It only took about two weeks for the partners behind the Astoria Food Center to raise the $ 700,000 needed to complete a second-hand Sears Hometown Store purchase.
The partners, who hit a fundraising milestone on Sunday, plan to renovate a former equipment store on Marine Drive into a retail, processing, storage and distribution hub for local food producers. They hope to open in the fall.
The food center raises money through Steward, a commercial lender that raises money to cover borrowing costs from public investors who get back the principal and interest. Jared Gardner, owner of the Nehalem River Farm and a central partner in the project, said $ 700,000 would be paired with about $ 120,000 invested by the partners.

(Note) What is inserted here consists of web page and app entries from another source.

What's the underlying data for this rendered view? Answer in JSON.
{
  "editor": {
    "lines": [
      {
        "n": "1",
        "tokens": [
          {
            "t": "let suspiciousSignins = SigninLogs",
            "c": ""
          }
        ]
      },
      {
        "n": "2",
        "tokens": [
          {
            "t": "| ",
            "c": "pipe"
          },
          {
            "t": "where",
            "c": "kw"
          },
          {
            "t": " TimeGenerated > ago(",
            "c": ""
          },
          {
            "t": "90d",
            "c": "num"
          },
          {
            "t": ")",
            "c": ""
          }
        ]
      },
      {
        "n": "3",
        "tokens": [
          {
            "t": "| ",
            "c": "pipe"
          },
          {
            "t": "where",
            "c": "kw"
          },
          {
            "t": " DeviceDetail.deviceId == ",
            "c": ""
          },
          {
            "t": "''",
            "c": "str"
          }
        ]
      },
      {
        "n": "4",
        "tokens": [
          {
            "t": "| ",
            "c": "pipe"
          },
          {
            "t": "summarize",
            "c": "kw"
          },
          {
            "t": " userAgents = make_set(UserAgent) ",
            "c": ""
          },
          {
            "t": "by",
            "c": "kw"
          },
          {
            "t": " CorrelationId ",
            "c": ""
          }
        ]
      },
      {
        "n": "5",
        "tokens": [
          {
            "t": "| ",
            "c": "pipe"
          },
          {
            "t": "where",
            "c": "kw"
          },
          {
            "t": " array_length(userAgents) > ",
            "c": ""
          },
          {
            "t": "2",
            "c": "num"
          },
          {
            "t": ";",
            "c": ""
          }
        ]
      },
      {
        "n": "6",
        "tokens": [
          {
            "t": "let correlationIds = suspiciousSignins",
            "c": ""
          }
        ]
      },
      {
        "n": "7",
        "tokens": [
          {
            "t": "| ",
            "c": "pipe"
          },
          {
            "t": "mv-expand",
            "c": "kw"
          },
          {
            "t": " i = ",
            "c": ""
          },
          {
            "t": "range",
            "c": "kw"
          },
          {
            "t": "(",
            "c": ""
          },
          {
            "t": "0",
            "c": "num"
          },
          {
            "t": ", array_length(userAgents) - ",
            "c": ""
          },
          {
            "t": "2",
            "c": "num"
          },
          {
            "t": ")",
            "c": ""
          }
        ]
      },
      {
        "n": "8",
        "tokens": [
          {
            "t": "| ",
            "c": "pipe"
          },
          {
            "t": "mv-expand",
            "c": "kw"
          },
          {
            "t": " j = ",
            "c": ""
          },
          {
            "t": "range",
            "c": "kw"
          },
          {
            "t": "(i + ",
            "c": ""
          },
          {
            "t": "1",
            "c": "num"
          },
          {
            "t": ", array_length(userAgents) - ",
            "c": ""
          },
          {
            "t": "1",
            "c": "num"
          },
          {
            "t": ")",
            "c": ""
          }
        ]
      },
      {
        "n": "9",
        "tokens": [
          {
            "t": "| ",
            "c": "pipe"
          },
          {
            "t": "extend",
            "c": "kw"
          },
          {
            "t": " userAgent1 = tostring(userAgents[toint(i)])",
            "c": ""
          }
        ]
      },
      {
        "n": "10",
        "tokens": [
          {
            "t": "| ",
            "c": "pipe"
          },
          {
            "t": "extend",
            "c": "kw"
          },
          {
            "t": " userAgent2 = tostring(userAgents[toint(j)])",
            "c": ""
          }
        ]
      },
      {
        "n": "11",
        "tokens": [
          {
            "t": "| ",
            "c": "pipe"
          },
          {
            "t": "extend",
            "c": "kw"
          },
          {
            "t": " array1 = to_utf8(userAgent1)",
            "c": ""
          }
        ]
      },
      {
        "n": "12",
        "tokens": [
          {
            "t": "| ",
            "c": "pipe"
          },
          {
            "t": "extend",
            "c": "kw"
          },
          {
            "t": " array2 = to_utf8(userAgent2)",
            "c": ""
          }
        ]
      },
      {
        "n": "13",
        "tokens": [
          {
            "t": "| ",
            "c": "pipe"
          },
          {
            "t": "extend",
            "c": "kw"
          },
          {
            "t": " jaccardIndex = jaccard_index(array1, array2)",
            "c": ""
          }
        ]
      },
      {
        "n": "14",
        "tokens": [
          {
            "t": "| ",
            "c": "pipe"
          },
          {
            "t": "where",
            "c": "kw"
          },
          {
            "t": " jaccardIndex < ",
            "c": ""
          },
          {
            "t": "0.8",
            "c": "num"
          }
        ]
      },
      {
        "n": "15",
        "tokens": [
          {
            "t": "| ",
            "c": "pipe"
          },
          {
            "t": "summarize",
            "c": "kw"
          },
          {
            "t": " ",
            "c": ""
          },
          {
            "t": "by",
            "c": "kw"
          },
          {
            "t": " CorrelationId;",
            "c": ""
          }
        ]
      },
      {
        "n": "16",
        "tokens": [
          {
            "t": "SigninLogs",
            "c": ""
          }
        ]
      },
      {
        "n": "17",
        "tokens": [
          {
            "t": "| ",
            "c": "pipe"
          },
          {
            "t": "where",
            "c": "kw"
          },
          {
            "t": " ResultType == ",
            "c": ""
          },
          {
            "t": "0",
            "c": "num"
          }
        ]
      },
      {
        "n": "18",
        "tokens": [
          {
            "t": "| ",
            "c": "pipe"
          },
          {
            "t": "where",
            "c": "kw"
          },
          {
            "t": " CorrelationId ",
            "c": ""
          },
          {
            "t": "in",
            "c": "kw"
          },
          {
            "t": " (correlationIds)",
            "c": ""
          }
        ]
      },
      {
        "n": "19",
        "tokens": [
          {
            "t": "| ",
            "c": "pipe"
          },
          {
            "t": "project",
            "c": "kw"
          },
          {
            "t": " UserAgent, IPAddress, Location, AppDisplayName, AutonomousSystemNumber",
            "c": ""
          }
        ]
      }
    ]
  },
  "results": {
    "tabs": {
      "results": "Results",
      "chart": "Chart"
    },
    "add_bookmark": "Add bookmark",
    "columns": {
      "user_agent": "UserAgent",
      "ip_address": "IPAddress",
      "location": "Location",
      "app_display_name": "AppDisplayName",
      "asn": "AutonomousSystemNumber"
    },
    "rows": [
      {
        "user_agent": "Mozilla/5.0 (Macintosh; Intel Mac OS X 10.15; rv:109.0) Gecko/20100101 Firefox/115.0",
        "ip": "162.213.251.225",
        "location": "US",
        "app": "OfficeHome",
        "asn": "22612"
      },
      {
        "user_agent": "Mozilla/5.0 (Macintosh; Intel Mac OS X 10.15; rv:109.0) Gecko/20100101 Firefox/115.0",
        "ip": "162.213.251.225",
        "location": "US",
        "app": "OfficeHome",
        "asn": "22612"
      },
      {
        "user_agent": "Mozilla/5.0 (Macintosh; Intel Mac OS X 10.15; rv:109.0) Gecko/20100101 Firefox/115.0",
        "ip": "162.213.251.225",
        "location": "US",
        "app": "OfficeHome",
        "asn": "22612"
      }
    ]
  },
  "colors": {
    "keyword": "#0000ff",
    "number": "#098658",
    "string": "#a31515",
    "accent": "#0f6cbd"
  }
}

“That takes us through the down payment, and all permits, of historic reviews,” said Gardner. “We have some engineering costs. This gets us all the documents fully turned over to the city, so we can queue up for the next stage, which is the construction costs. “
Warren Neth, who markets Gardner’s farm and food center, said 164 people joined loans with minimum investments of $ 100 to over $ 20,000 by multiple contributors. Most of the support comes from people with money in savings who want to earn a higher interest rate than the goals they support, he said.
“It is a small level investor who bears the burden of investing, borrowing,” said Neth.
Gardner said partners hope to close the building in the coming weeks and take a break before releasing conceptual images of the food center and starting a second round of fundraising to build retail stores, cold storage and commercial kitchens.
The food center has attracted interest in part from the need for more local cold storage space.
North Coast Food Web runs a weekly market for local producers whose demand has soared during the coronavirus pandemic. Jessika Tantisook, executive director of food web, said the group is considering expanding to the Sears building because of synergies and the need for more cold storage.
Jeff Graham, executive chef at Fort George Brewery, buys beef and pork from Gardner. Graham wanted a local space to make and store items like charcuteries.
Gardner rented a cooler space in Portland, where he had to travel whenever Fort George or another client needed more of his product. The upcoming phase of the food center will include expanded cold storage in the basement of the building to meet demand. Gardner said the group wanted to start smaller and increase over time.
“It’s more responsible to build with precision than just swing it,” he said.
One of the partners in the food hub is Tre-Fin Day Boat Seafood from Ilwaco, Washington. The hyperlocal capture processor raised $ 260,000 via Steward for a new processing room. Gardner said he saw the power in the model, giving the community the ability to invest and see the financial benefits of projects.
“I personally want my customers to be invested in, and investors to become customers,” said Gardner. “Because that’s what keeps money circling in our community. If we’re going to pay interest to someone, I want to pay a community that supports what we do. “
People interested in supporting the Astoria Food Hub can register at astoriafoodhub.com to be part of a future fundraiser.